Getting into a few good habits early with an outboard can pay off in the long run. Anytime we leave the dinghy alone on a beach in front of a village or tied to a dock, we padlock the engine to the dinghy and we remove the red-coiled emergency stop cord and carry that cord with us. The engine will not start without it. We don't want to make it easy for any potential thief to take our dinghy and engine. We also have made our engine look very plain. We removed all Yamaha labels and beat it up a bit, so it doesn't look too new.
The only time the engine and dinghy were ever in danger of being taken from us was while we were in Majuro, Marshall Islands last Christmas. A number of huge fish processing ships were in port for the holiday. The young crew would go to shore, get very intoxicated, and sometimes find that they had no way back to their ships. Imani
, with its dinghy trailing astern not far from shore, looked like an easy mark for one drunken Chinese seaman, who swam out to our dinghy. Unfortunately for us, this was the one night when we had forgotten to lift the engine, so it was still mounted on the dink after dark. It was 2:00 a.m. when the seaman untied the dinghy, started the engine and slowly eased away. Luckily, another cruiser—Helmut from the German sailboat Garuda—
was returning home in his dinghy and saw our dinghy moving erratically. He came toward the seaman and as he approached, asked, "what's the matter?" The seaman immediately jumped into the water and swam toward his ship at anchor. Helmut (and by that time the skipper from another neighboring vessel) collected the dinghy and returned it to us. Needless to say, we haven't made that mistake since and we too have been very vigilant in noticing any suspicious activity while at anchor, for cruisers do have to look out for each other.
When we pulled into the Malaysian port city of Kota Kinabalu, we had the very competent mechanics of the local Yamaha dealer check out our 9.9. She is getting a little old now and with her location, mounted under the cockpit, she's has been exposed to a lot of sea spray. Subsequently, it is time to start replacing some major parts to keep her working well, so we are currently doing the thing that cruisers all over the world spend too much time doing—waiting for parts.
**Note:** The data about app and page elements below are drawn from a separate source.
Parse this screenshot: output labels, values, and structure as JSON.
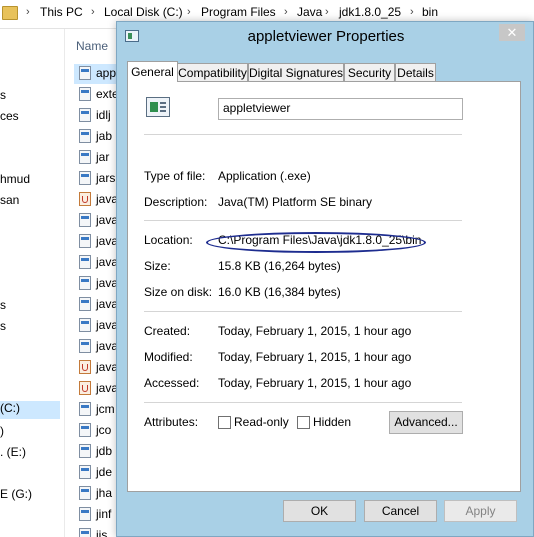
{
  "explorer": {
    "breadcrumb": [
      "This PC",
      "Local Disk (C:)",
      "Program Files",
      "Java",
      "jdk1.8.0_25",
      "bin"
    ],
    "column_header": "Name",
    "nav_items": [
      "s",
      "ces",
      "hmud",
      "san",
      "s",
      "s",
      "(C:)",
      ")",
      ". (E:)",
      "E (G:)"
    ],
    "files": [
      {
        "name": "app",
        "icon": "exe-icon"
      },
      {
        "name": "exte",
        "icon": "exe-icon"
      },
      {
        "name": "idlj",
        "icon": "exe-icon"
      },
      {
        "name": "jab",
        "icon": "exe-icon"
      },
      {
        "name": "jar",
        "icon": "exe-icon"
      },
      {
        "name": "jars",
        "icon": "exe-icon"
      },
      {
        "name": "java",
        "icon": "java-icon"
      },
      {
        "name": "java",
        "icon": "exe-icon"
      },
      {
        "name": "java",
        "icon": "exe-icon"
      },
      {
        "name": "java",
        "icon": "exe-icon"
      },
      {
        "name": "java",
        "icon": "exe-icon"
      },
      {
        "name": "java",
        "icon": "exe-icon"
      },
      {
        "name": "java",
        "icon": "exe-icon"
      },
      {
        "name": "java",
        "icon": "exe-icon"
      },
      {
        "name": "java",
        "icon": "java-icon"
      },
      {
        "name": "java",
        "icon": "java-icon"
      },
      {
        "name": "jcm",
        "icon": "exe-icon"
      },
      {
        "name": "jco",
        "icon": "exe-icon"
      },
      {
        "name": "jdb",
        "icon": "exe-icon"
      },
      {
        "name": "jde",
        "icon": "exe-icon"
      },
      {
        "name": "jha",
        "icon": "exe-icon"
      },
      {
        "name": "jinf",
        "icon": "exe-icon"
      },
      {
        "name": "jjs",
        "icon": "exe-icon"
      }
    ]
  },
  "dialog": {
    "title": "appletviewer Properties",
    "close_glyph": "✕",
    "tabs": [
      "General",
      "Compatibility",
      "Digital Signatures",
      "Security",
      "Details"
    ],
    "file_name": "appletviewer",
    "type_label": "Type of file:",
    "type_value": "Application (.exe)",
    "description_label": "Description:",
    "description_value": "Java(TM) Platform SE binary",
    "location_label": "Location:",
    "location_value": "C:\\Program Files\\Java\\jdk1.8.0_25\\bin",
    "size_label": "Size:",
    "size_value": "15.8 KB (16,264 bytes)",
    "size_on_disk_label": "Size on disk:",
    "size_on_disk_value": "16.0 KB (16,384 bytes)",
    "created_label": "Created:",
    "created_value": "Today, February 1, 2015, 1 hour ago",
    "modified_label": "Modified:",
    "modified_value": "Today, February 1, 2015, 1 hour ago",
    "accessed_label": "Accessed:",
    "accessed_value": "Today, February 1, 2015, 1 hour ago",
    "attributes_label": "Attributes:",
    "readonly_label": "Read-only",
    "hidden_label": "Hidden",
    "advanced_label": "Advanced...",
    "ok_label": "OK",
    "cancel_label": "Cancel",
    "apply_label": "Apply"
  },
  "colors": {
    "dialog_frame": "#a9d0e6",
    "selection": "#cde8ff",
    "annotation_ellipse": "#1d2c8f"
  }
}
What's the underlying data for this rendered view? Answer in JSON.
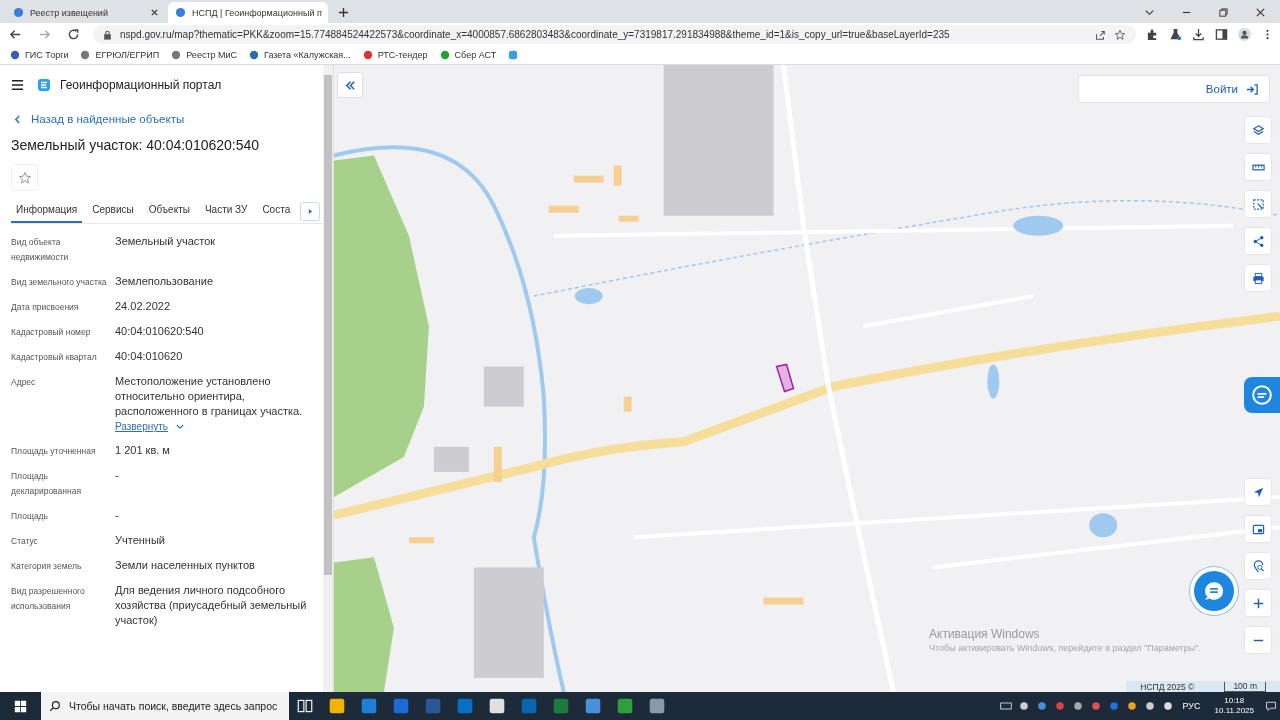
{
  "browser": {
    "tabs": [
      {
        "title": "Реестр извещений",
        "selected": false
      },
      {
        "title": "НСПД | Геоинформационный п",
        "selected": true
      }
    ],
    "url": "nspd.gov.ru/map?thematic=PKK&zoom=15.774884524422573&coordinate_x=4000857.6862803483&coordinate_y=7319817.291834988&theme_id=1&is_copy_url=true&baseLayerId=235",
    "bookmarks": [
      "ГИС Торги",
      "ЕГРЮЛ/ЕГРИП",
      "Реестр МиС",
      "Газета «Калужская...",
      "РТС-тендер",
      "Сбер АСТ"
    ]
  },
  "portal": {
    "title": "Геоинформационный портал",
    "back_link": "Назад в найденные объекты",
    "heading": "Земельный участок: 40:04:010620:540",
    "tabs": [
      {
        "label": "Информация",
        "selected": true
      },
      {
        "label": "Сервисы",
        "selected": false
      },
      {
        "label": "Объекты",
        "selected": false
      },
      {
        "label": "Части ЗУ",
        "selected": false
      },
      {
        "label": "Соста",
        "selected": false
      }
    ],
    "fields": [
      {
        "label": "Вид объекта недвижимости",
        "value": "Земельный участок"
      },
      {
        "label": "Вид земельного участка",
        "value": "Землепользование"
      },
      {
        "label": "Дата присвоения",
        "value": "24.02.2022"
      },
      {
        "label": "Кадастровый номер",
        "value": "40:04:010620:540"
      },
      {
        "label": "Кадастровый квартал",
        "value": "40:04:010620"
      },
      {
        "label": "Адрес",
        "value": "Местоположение установлено относительно ориентира, расположенного в границах участка.",
        "link": "Развернуть"
      },
      {
        "label": "Площадь уточненная",
        "value": "1 201 кв. м"
      },
      {
        "label": "Площадь декларированная",
        "value": "-"
      },
      {
        "label": "Площадь",
        "value": "-"
      },
      {
        "label": "Статус",
        "value": "Учтенный"
      },
      {
        "label": "Категория земель",
        "value": "Земли населенных пунктов"
      },
      {
        "label": "Вид разрешенного использования",
        "value": "Для ведения личного подсобного хозяйства (приусадебный земельный участок)"
      }
    ]
  },
  "map": {
    "login_button": "Войти",
    "attribution": "НСПД 2025 ©",
    "scale": "100 m"
  },
  "windows_activation": {
    "title": "Активация Windows",
    "text": "Чтобы активировать Windows, перейдите в раздел \"Параметры\"."
  },
  "taskbar": {
    "search_placeholder": "Чтобы начать поиск, введите здесь запрос",
    "language": "РУС",
    "time": "10:18",
    "date": "10.11.2025"
  }
}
After our outboard parts arrive, we'll continue south to the peninsula of Malaysia where we hope to await the delivery of a new Yamaha 9.9 four-stroke, now that our old main engine is beginning to show her age.